This week’s texts are The Birth of Cú Chulaind, The Boyhood Deeds of Cú Chulaind (extracts from Táin Bó Cúailnge), The Death of Aífe’s Only Son, and The Wasting Sickness of Cú Chulaind & The Only Jealousy of Emer. All are available in Jeffrey Gantz’s 1981 translation published by Penguin Classics in Early Irish Myths and Sagas (pp. 130-178). These texts are part of what is called the Ulster Cycle or Heroic Cycle, one of the four Cycles of Irish literature (the other three are the Mythological, Fenian, and Kings’ or Historical Cycles).

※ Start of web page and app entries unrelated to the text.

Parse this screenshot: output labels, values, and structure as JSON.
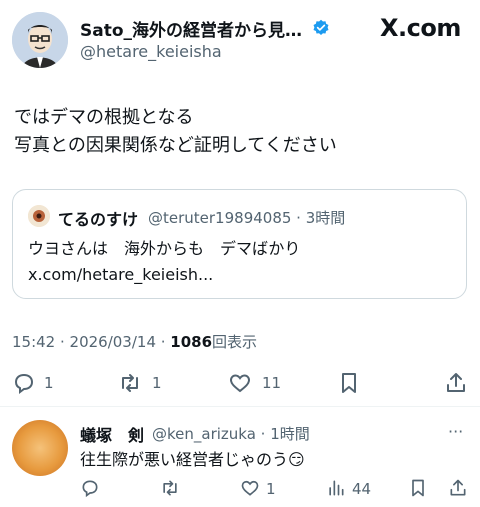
{
  "header": {
    "display_name": "Sato_海外の経営者から見…",
    "handle": "@hetare_keieisha",
    "site": "X.com"
  },
  "tweet": {
    "text": "ではデマの根拠となる\n写真との因果関係など証明してください",
    "timestamp": "15:42 · 2026/03/14 · ",
    "views": "1086",
    "views_label": "回表示",
    "replies": "1",
    "retweets": "1",
    "likes": "11"
  },
  "quote": {
    "name": "てるのすけ",
    "handle": "@teruter19894085 · 3時間",
    "text": "ウヨさんは　海外からも　デマばかり x.com/hetare_keieish..."
  },
  "reply": {
    "name": "蟻塚　剣",
    "handle": "@ken_arizuka · 1時間",
    "text": "往生際が悪い経営者じゃのう😏",
    "likes": "1",
    "views": "44"
  },
  "colors": {
    "verified": "#1d9bf0",
    "muted": "#536471",
    "text": "#0f1419"
  }
}
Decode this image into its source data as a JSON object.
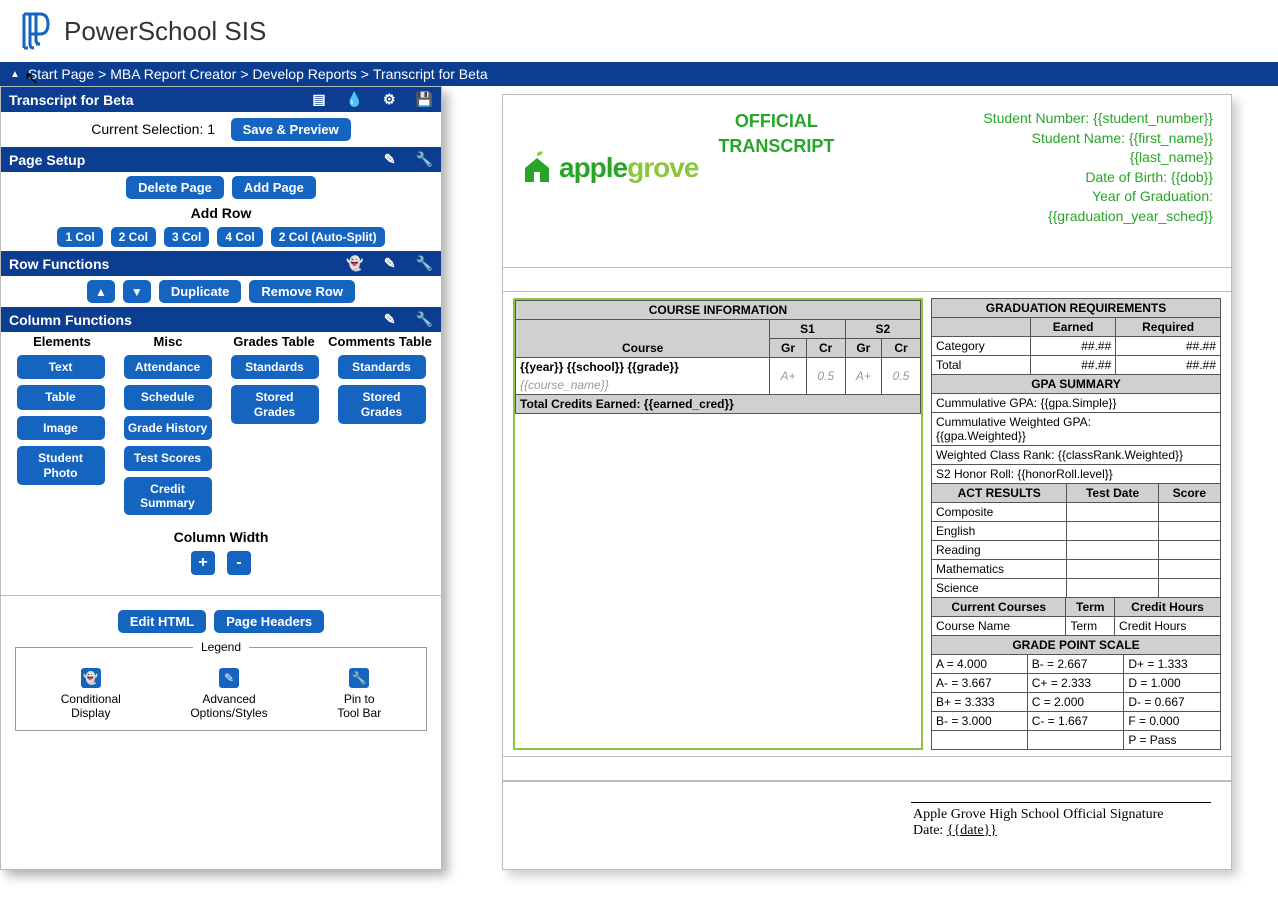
{
  "header": {
    "app_title": "PowerSchool SIS"
  },
  "breadcrumb": {
    "triangle": "▲",
    "start": "Start Page",
    "sep": " > ",
    "report_creator": "MBA Report Creator",
    "develop": "Develop Reports",
    "current": "Transcript for Beta"
  },
  "sidebar": {
    "title": "Transcript for Beta",
    "current_selection": "Current Selection: 1",
    "save_preview": "Save & Preview",
    "page_setup": "Page Setup",
    "delete_page": "Delete Page",
    "add_page": "Add Page",
    "add_row": "Add Row",
    "cols": [
      "1 Col",
      "2 Col",
      "3 Col",
      "4 Col",
      "2 Col (Auto-Split)"
    ],
    "row_functions": "Row Functions",
    "up": "▲",
    "down": "▼",
    "duplicate": "Duplicate",
    "remove_row": "Remove Row",
    "column_functions": "Column Functions",
    "col_headers": [
      "Elements",
      "Misc",
      "Grades Table",
      "Comments Table"
    ],
    "elements": [
      "Text",
      "Table",
      "Image",
      "Student Photo"
    ],
    "misc": [
      "Attendance",
      "Schedule",
      "Grade History",
      "Test Scores",
      "Credit Summary"
    ],
    "grades_tbl": [
      "Standards",
      "Stored Grades"
    ],
    "comments_tbl": [
      "Standards",
      "Stored Grades"
    ],
    "column_width": "Column Width",
    "edit_html": "Edit HTML",
    "page_headers": "Page Headers",
    "legend": {
      "title": "Legend",
      "items": [
        {
          "icon": "👻",
          "l1": "Conditional",
          "l2": "Display"
        },
        {
          "icon": "✎",
          "l1": "Advanced",
          "l2": "Options/Styles"
        },
        {
          "icon": "🔧",
          "l1": "Pin to",
          "l2": "Tool Bar"
        }
      ]
    }
  },
  "preview": {
    "logo": {
      "a": "apple",
      "g": "grove"
    },
    "title_l1": "OFFICIAL",
    "title_l2": "TRANSCRIPT",
    "student_lines": [
      "Student Number: {{student_number}}",
      "Student Name: {{first_name}}",
      "{{last_name}}",
      "Date of Birth: {{dob}}",
      "Year of Graduation:",
      "{{graduation_year_sched}}"
    ],
    "course_info": {
      "title": "COURSE INFORMATION",
      "course": "Course",
      "s1": "S1",
      "s2": "S2",
      "gr": "Gr",
      "cr": "Cr",
      "row1": "{{year}} {{school}} {{grade}}",
      "row2": "{{course_name}}",
      "gr_val": "A+",
      "cr_val": "0.5",
      "total": "Total Credits Earned: {{earned_cred}}"
    },
    "grad_req": {
      "title": "GRADUATION REQUIREMENTS",
      "earned": "Earned",
      "required": "Required",
      "category": "Category",
      "total": "Total",
      "val": "##.##"
    },
    "gpa": {
      "title": "GPA SUMMARY",
      "cum": "Cummulative GPA: {{gpa.Simple}}",
      "cumw_l1": "Cummulative Weighted GPA:",
      "cumw_l2": "{{gpa.Weighted}}",
      "rank": "Weighted Class Rank: {{classRank.Weighted}}",
      "honor": "S2 Honor Roll: {{honorRoll.level}}"
    },
    "act": {
      "title": "ACT RESULTS",
      "date": "Test Date",
      "score": "Score",
      "rows": [
        "Composite",
        "English",
        "Reading",
        "Mathematics",
        "Science"
      ]
    },
    "cc": {
      "title": "Current Courses",
      "term": "Term",
      "ch": "Credit Hours",
      "name": "Course Name"
    },
    "gps": {
      "title": "GRADE POINT SCALE",
      "rows": [
        [
          "A = 4.000",
          "B- = 2.667",
          "D+ = 1.333"
        ],
        [
          "A- = 3.667",
          "C+ = 2.333",
          "D = 1.000"
        ],
        [
          "B+ = 3.333",
          "C = 2.000",
          "D- = 0.667"
        ],
        [
          "B- = 3.000",
          "C- = 1.667",
          "F = 0.000"
        ],
        [
          "",
          "",
          "P = Pass"
        ]
      ]
    },
    "sig": {
      "school": "Apple Grove High School Official Signature",
      "date": "Date:  ",
      "date_val": "{{date}}"
    }
  }
}
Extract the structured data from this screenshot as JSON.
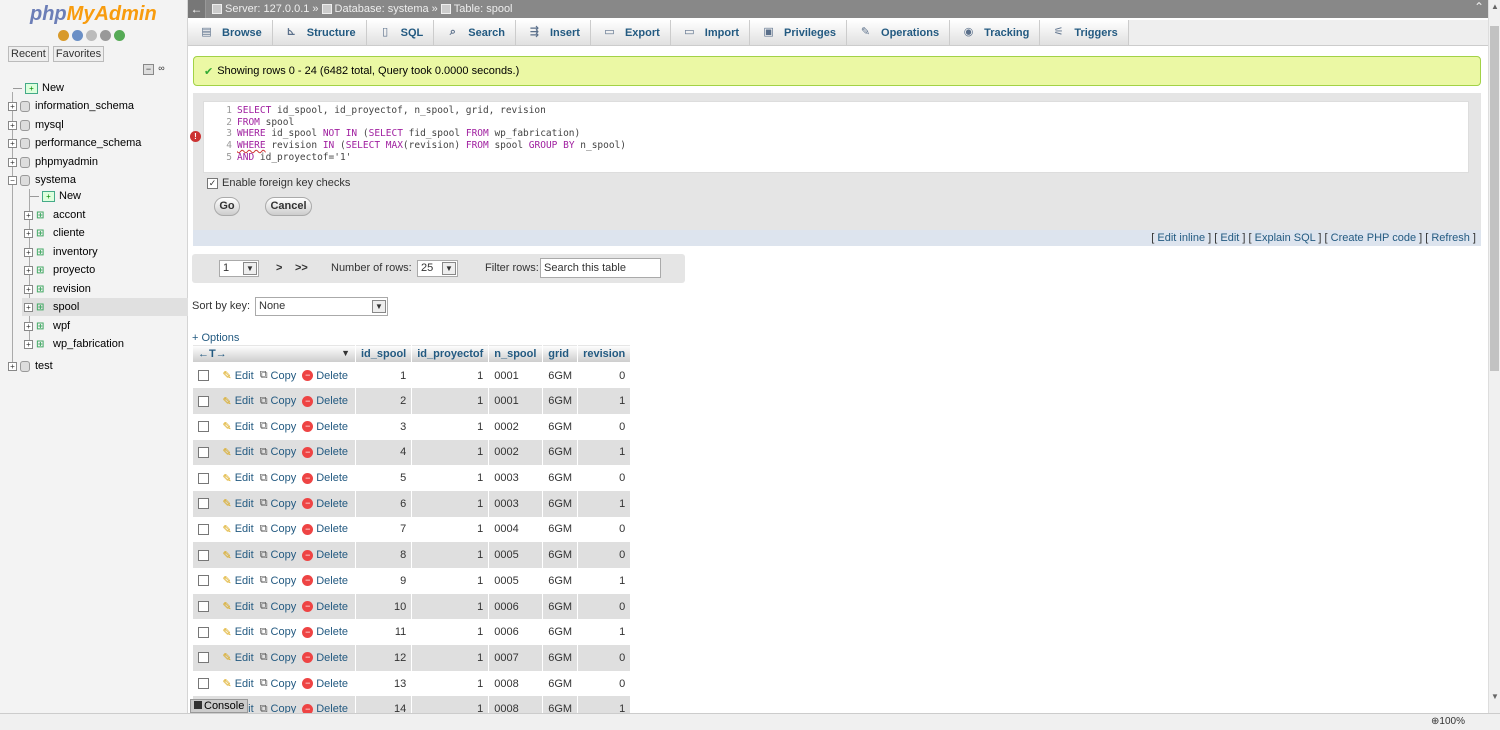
{
  "logo": {
    "part1": "php",
    "part2": "MyAdmin"
  },
  "nav": {
    "recent": "Recent",
    "favorites": "Favorites",
    "new_label": "New",
    "databases": [
      {
        "name": "information_schema"
      },
      {
        "name": "mysql"
      },
      {
        "name": "performance_schema"
      },
      {
        "name": "phpmyadmin"
      },
      {
        "name": "systema"
      },
      {
        "name": "test"
      }
    ],
    "systema_new": "New",
    "tables": [
      "accont",
      "cliente",
      "inventory",
      "proyecto",
      "revision",
      "spool",
      "wpf",
      "wp_fabrication"
    ]
  },
  "breadcrumb": {
    "server": "Server: 127.0.0.1",
    "database": "Database: systema",
    "table": "Table: spool"
  },
  "tabs": [
    "Browse",
    "Structure",
    "SQL",
    "Search",
    "Insert",
    "Export",
    "Import",
    "Privileges",
    "Operations",
    "Tracking",
    "Triggers"
  ],
  "success_message": "Showing rows 0 - 24 (6482 total, Query took 0.0000 seconds.)",
  "sql": {
    "lines": [
      {
        "n": "1",
        "parts": [
          [
            "kw",
            "SELECT"
          ],
          [
            "ct",
            " id_spool, id_proyectof, n_spool, grid, revision"
          ]
        ]
      },
      {
        "n": "2",
        "parts": [
          [
            "kw",
            "FROM"
          ],
          [
            "ct",
            " spool"
          ]
        ]
      },
      {
        "n": "3",
        "parts": [
          [
            "kw",
            "WHERE"
          ],
          [
            "ct",
            " id_spool "
          ],
          [
            "kw",
            "NOT IN"
          ],
          [
            "ct",
            " ("
          ],
          [
            "kw",
            "SELECT"
          ],
          [
            "ct",
            " fid_spool "
          ],
          [
            "kw",
            "FROM"
          ],
          [
            "ct",
            " wp_fabrication)"
          ]
        ]
      },
      {
        "n": "4",
        "parts": [
          [
            "kw",
            "WHERE"
          ],
          [
            "ct",
            " revision "
          ],
          [
            "kw",
            "IN"
          ],
          [
            "ct",
            " ("
          ],
          [
            "kw",
            "SELECT MAX"
          ],
          [
            "ct",
            "(revision) "
          ],
          [
            "kw",
            "FROM"
          ],
          [
            "ct",
            " spool "
          ],
          [
            "kw",
            "GROUP BY"
          ],
          [
            "ct",
            " n_spool)"
          ]
        ]
      },
      {
        "n": "5",
        "parts": [
          [
            "kw",
            "AND"
          ],
          [
            "ct",
            " id_proyectof='1'"
          ]
        ]
      }
    ],
    "fk_label": "Enable foreign key checks",
    "go": "Go",
    "cancel": "Cancel"
  },
  "sql_links": [
    "Edit inline",
    "Edit",
    "Explain SQL",
    "Create PHP code",
    "Refresh"
  ],
  "navigation": {
    "page": "1",
    "next": ">",
    "last": ">>",
    "rows_label": "Number of rows:",
    "rows_value": "25",
    "filter_label": "Filter rows:",
    "filter_placeholder": "Search this table"
  },
  "sort": {
    "label": "Sort by key:",
    "value": "None"
  },
  "options_label": "+ Options",
  "table": {
    "arrows": "←T→",
    "columns": [
      "id_spool",
      "id_proyectof",
      "n_spool",
      "grid",
      "revision"
    ],
    "actions": {
      "edit": "Edit",
      "copy": "Copy",
      "delete": "Delete"
    },
    "rows": [
      [
        "1",
        "1",
        "0001",
        "6GM",
        "0"
      ],
      [
        "2",
        "1",
        "0001",
        "6GM",
        "1"
      ],
      [
        "3",
        "1",
        "0002",
        "6GM",
        "0"
      ],
      [
        "4",
        "1",
        "0002",
        "6GM",
        "1"
      ],
      [
        "5",
        "1",
        "0003",
        "6GM",
        "0"
      ],
      [
        "6",
        "1",
        "0003",
        "6GM",
        "1"
      ],
      [
        "7",
        "1",
        "0004",
        "6GM",
        "0"
      ],
      [
        "8",
        "1",
        "0005",
        "6GM",
        "0"
      ],
      [
        "9",
        "1",
        "0005",
        "6GM",
        "1"
      ],
      [
        "10",
        "1",
        "0006",
        "6GM",
        "0"
      ],
      [
        "11",
        "1",
        "0006",
        "6GM",
        "1"
      ],
      [
        "12",
        "1",
        "0007",
        "6GM",
        "0"
      ],
      [
        "13",
        "1",
        "0008",
        "6GM",
        "0"
      ],
      [
        "14",
        "1",
        "0008",
        "6GM",
        "1"
      ]
    ]
  },
  "console": "Console",
  "zoom": "100%"
}
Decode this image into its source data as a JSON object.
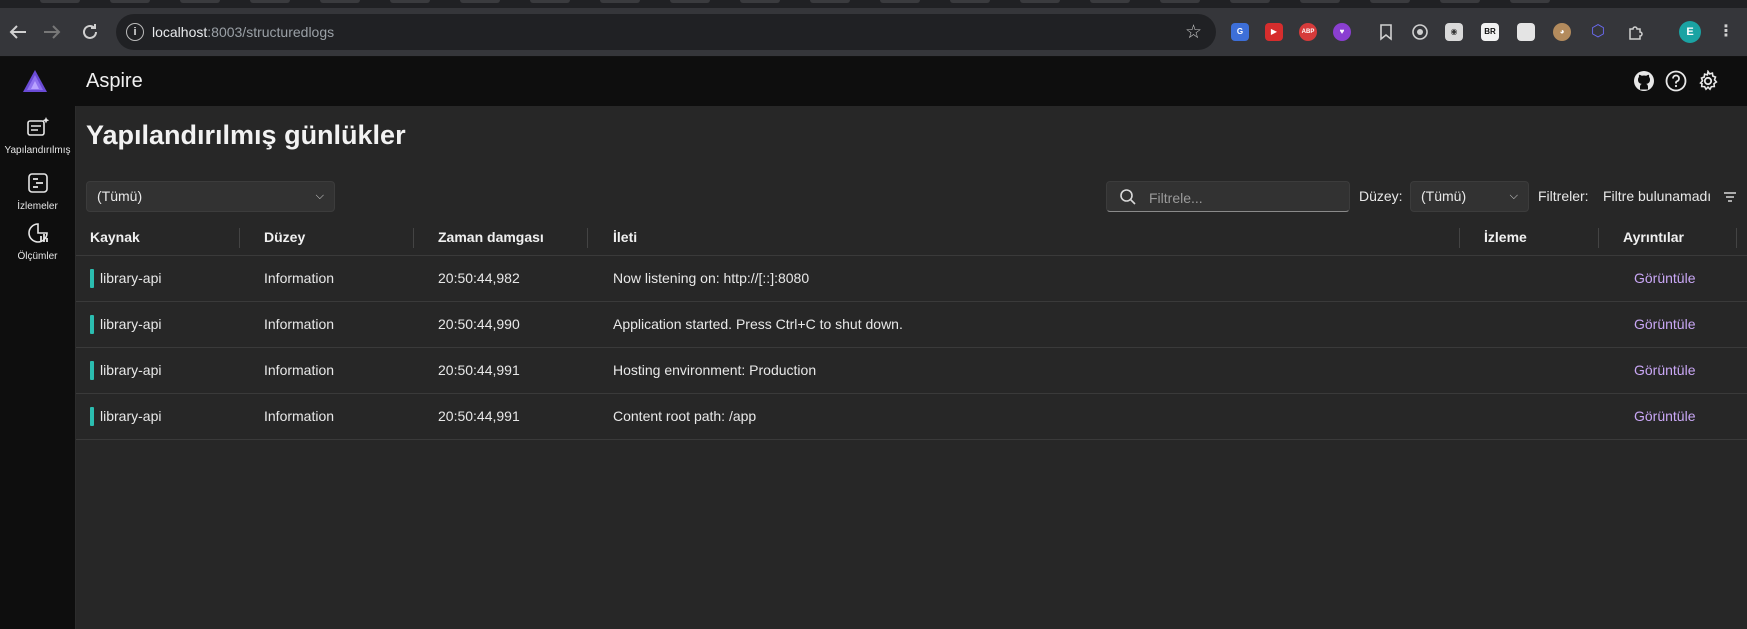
{
  "browser": {
    "url_host": "localhost",
    "url_rest": ":8003/structuredlogs",
    "extensions": [
      {
        "name": "translate-ext-icon",
        "label": "G",
        "color": "#3d6fd8"
      },
      {
        "name": "video-ext-icon",
        "label": "▶",
        "color": "#d62d2d"
      },
      {
        "name": "adblock-ext-icon",
        "label": "ABP",
        "color": "#d63b3b"
      },
      {
        "name": "heart-ext-icon",
        "label": "♥",
        "color": "#8a3fd1"
      },
      {
        "name": "bookmark-ext-icon",
        "label": "",
        "color": "transparent"
      },
      {
        "name": "record-ext-icon",
        "label": "◎",
        "color": "transparent"
      },
      {
        "name": "camera-ext-icon",
        "label": "◉",
        "color": "#d9d9d9"
      },
      {
        "name": "br-ext-icon",
        "label": "BR",
        "color": "#f2f2f2"
      },
      {
        "name": "note-ext-icon",
        "label": "",
        "color": "#e4e4e4"
      },
      {
        "name": "glasses-ext-icon",
        "label": "◕",
        "color": "#b38b5d"
      },
      {
        "name": "cube-ext-icon",
        "label": "⬡",
        "color": "#4a4ae0"
      },
      {
        "name": "puzzle-ext-icon",
        "label": "",
        "color": "transparent"
      }
    ],
    "profile_initial": "E"
  },
  "app": {
    "title": "Aspire"
  },
  "sidebar": {
    "items": [
      {
        "label": "Yapılandırılmış"
      },
      {
        "label": "İzlemeler"
      },
      {
        "label": "Ölçümler"
      }
    ]
  },
  "page": {
    "title": "Yapılandırılmış günlükler",
    "resource_select": "(Tümü)",
    "search_placeholder": "Filtrele...",
    "level_label": "Düzey:",
    "level_select": "(Tümü)",
    "filters_label": "Filtreler:",
    "filters_value": "Filtre bulunamadı"
  },
  "grid": {
    "headers": [
      "Kaynak",
      "Düzey",
      "Zaman damgası",
      "İleti",
      "İzleme",
      "Ayrıntılar"
    ],
    "rows": [
      {
        "source": "library-api",
        "level": "Information",
        "timestamp": "20:50:44,982",
        "message": "Now listening on: http://[::]:8080",
        "trace": "",
        "details": "Görüntüle"
      },
      {
        "source": "library-api",
        "level": "Information",
        "timestamp": "20:50:44,990",
        "message": "Application started. Press Ctrl+C to shut down.",
        "trace": "",
        "details": "Görüntüle"
      },
      {
        "source": "library-api",
        "level": "Information",
        "timestamp": "20:50:44,991",
        "message": "Hosting environment: Production",
        "trace": "",
        "details": "Görüntüle"
      },
      {
        "source": "library-api",
        "level": "Information",
        "timestamp": "20:50:44,991",
        "message": "Content root path: /app",
        "trace": "",
        "details": "Görüntüle"
      }
    ]
  },
  "colors": {
    "accent": "#c9a7f5",
    "resource_bar": "#2bbdb0"
  }
}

The Ulster Cycle focuses on Conchobar mac Nessa (king of the Ulaid and Cú Chulainn’s grandfather) and the Ulaid’s struggles against the Connachta led by Queen Medb and her husband Ailill. The Cycle classification is a modern one and it is more likely that the tales were classified by type: birth (compert), wooing (tochmarch), battle (cath), cattle-raid (táin bó), violent death (aided), etc.
The tales come from oral tradition and were later written down by monks. The earliest extant MSS are Lebor na hUidre (Book of the Dun Cow, early 12th century) and the Book of Leinster c. 1160. Another MS containing this week’s texts is the fourteenth-century Yellow Book of Lecan. The eighth-century Book of Druimm Snechtai also contained a version of the Birth of Cú Chulaind but is unfortunately now lost.
Reading soundtrack: Karl Jenkins’s Adiemus IV: The Eternal Knot (especially the first one: “Cú Chullain”)
Topics for discussion:
- The significance and meaning of Cú Chulainn’s threefold conception.
- Animals (especially birds) and magic
- Cú Chulainn’s ríastarthae (battle-fury)
- Cú Chulainn’s names: Sétantae ‘he who knows paths’ and Cú Chulaind ‘The Hound of Culand’
- Fate and Fame
- Cú Chulainn’s fear of naked women in the Boyhood Deeds v. his fathering a son in Aífe’s Only Son
- Cú Chulainn’s filicide: misfortune or murder?
- Cú Chulainn the lover and husband / The double love-triangle
- Druids: foretelling and spells
- Boy heroes
- The síde (otherworld folk)